Forgive me, dear reader, if you find this post a bit confusing. What we are about to embark on is a mind-numbing tour of Otherness. If you have to go to the bathroom or get a drink of water, do so now. I’m not stopping this tour bus until we reach our destination.
Otherness, as far as Art is concerned, describes marginalized groups. Simply, the other is anyone who is not like you (Republicans, the Amish, MTV Reality Stars, etc.). You, whether you like it or not, define yourself against the Other. For example, you are only white because others are black, brown, taupe, fawn, beige, eggshell, mother of pearl–you get my point. In some circles, the Other is related to language, to Sign/Signifier. When I say: Apple, you develop a distinct image of an apple that is likely unique to you. Now, when you go to the grocery store intent on buying an apple, you are likely to pick an apple that best fits your idealized concept of an apple (perfectly red, smooth, no-bruises, firm, etc.). Once you have found your apple, you disregard the rest. This is the essence of Otherness.
If you are still with me, then consider societies treat of nature for a moment. We strive to conquer nature, right? Why? Is it a re-imagined Manifest Destiny? Possibly. Our we afraid of nature? In most literature, especially Medieval and Renaissance, the forest is a place of great unknown, of great transformation (For a more contemporary example think: Potter, Harry). It is a place feared because it is unknown. It is unknown because it is unlike us–because it is the Other. So, naturally, society wants to subjugate what is not like it. It creates maps, travel guides, the Travel Channel, and Bear Grylls to tame the wild. It creates hunting rifles with a one-mile range, camouflage, and the NRA to ensure its dominance over beasts.

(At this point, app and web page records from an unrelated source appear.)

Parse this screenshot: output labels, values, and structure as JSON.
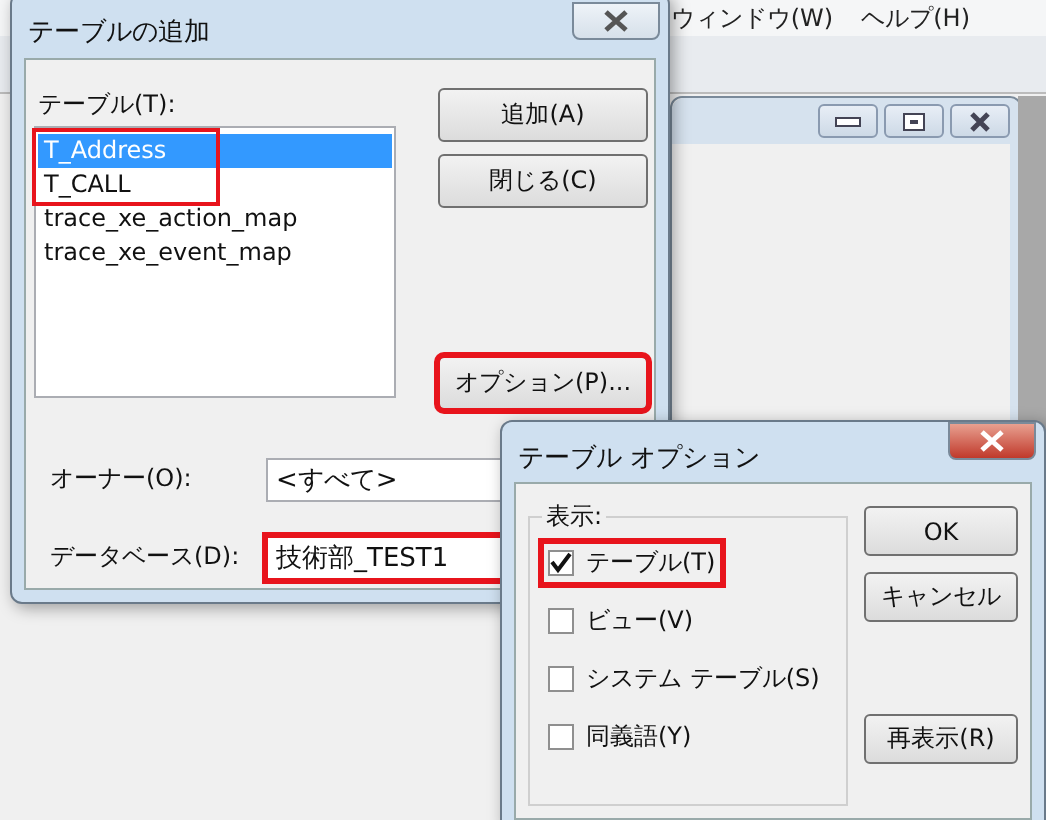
{
  "background_app": {
    "menu": [
      "ウィンドウ(W)",
      "ヘルプ(H)"
    ]
  },
  "add_table_dialog": {
    "title": "テーブルの追加",
    "list_label": "テーブル(T):",
    "tables": [
      {
        "name": "T_Address",
        "selected": true,
        "highlighted": true
      },
      {
        "name": "T_CALL",
        "selected": false,
        "highlighted": true
      },
      {
        "name": "trace_xe_action_map",
        "selected": false,
        "highlighted": false
      },
      {
        "name": "trace_xe_event_map",
        "selected": false,
        "highlighted": false
      }
    ],
    "buttons": [
      {
        "label": "追加(A)",
        "highlighted": false
      },
      {
        "label": "閉じる(C)",
        "highlighted": false
      },
      {
        "label": "オプション(P)...",
        "highlighted": true
      }
    ],
    "owner": {
      "label": "オーナー(O):",
      "value": "<すべて>",
      "highlighted": false
    },
    "database": {
      "label": "データベース(D):",
      "value": "技術部_TEST1",
      "highlighted": true
    }
  },
  "table_options_dialog": {
    "title": "テーブル オプション",
    "group_label": "表示:",
    "options": [
      {
        "label": "テーブル(T)",
        "checked": true,
        "highlighted": true
      },
      {
        "label": "ビュー(V)",
        "checked": false,
        "highlighted": false
      },
      {
        "label": "システム テーブル(S)",
        "checked": false,
        "highlighted": false
      },
      {
        "label": "同義語(Y)",
        "checked": false,
        "highlighted": false
      }
    ],
    "buttons": [
      "OK",
      "キャンセル",
      "再表示(R)"
    ]
  }
}
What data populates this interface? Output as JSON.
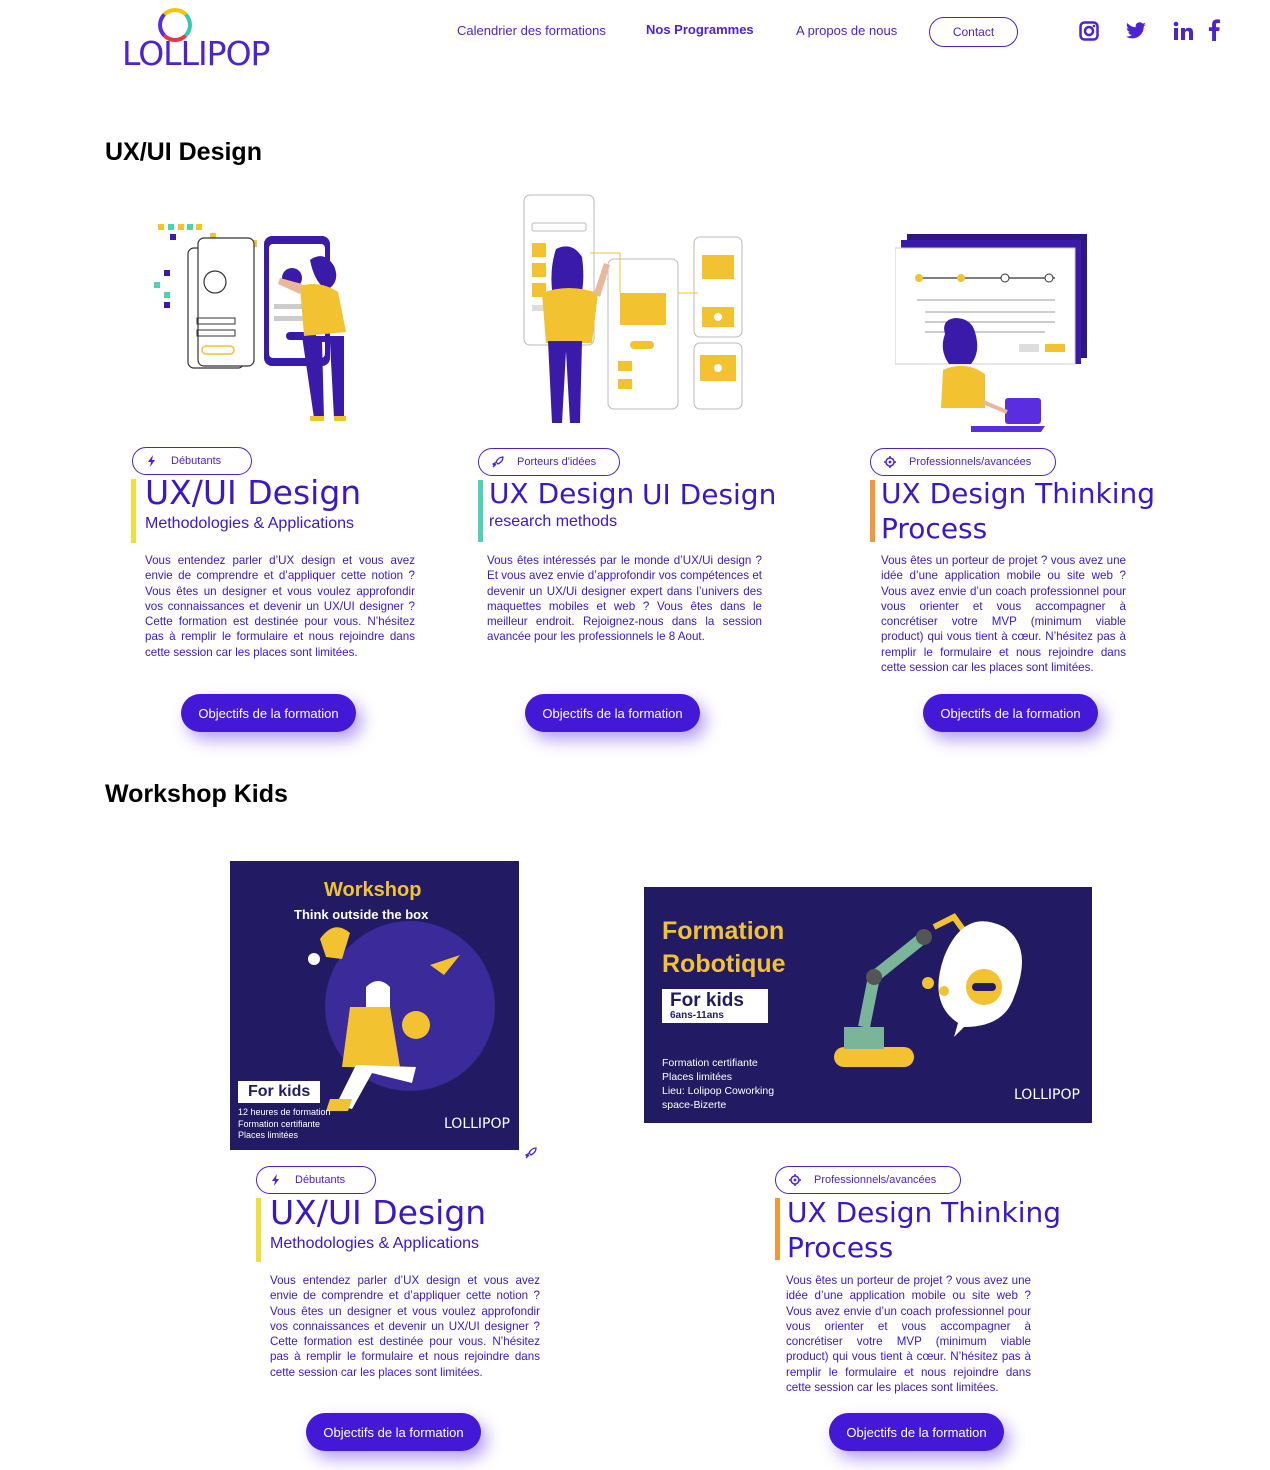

French designer Nelly Ben Hayoun would call this the domestication of nature. Her work “The Other Volcano” is a commentary on how society comes to terms with reality, how it confronts the fact that nature is untamable. Why endure the madness that is a living, breathing, living room Volcano? Or, as she asks in the video, “How we can cope with a sleeping beauty at the side of our couch?”
In an interview with www.we-make-money-not-art.com, Hayoun expands her questioning, asking “How can we live with someone that we hate and that we need at the same time?” (To read the interview, go here). In affronting the viewer with this question, Hayoun is posing the quintessential dilemma of Otherness. It is a question that is not easily answered. Hayoun’s participants do it for the sake of art and entertainment; they do it because they know it is temporary. Yet, how, in our everyday lives, we cope with difference is an altogether different question. But, then again, maybe it isn’t.
To see her other projects, go to http://www.nellyben.com.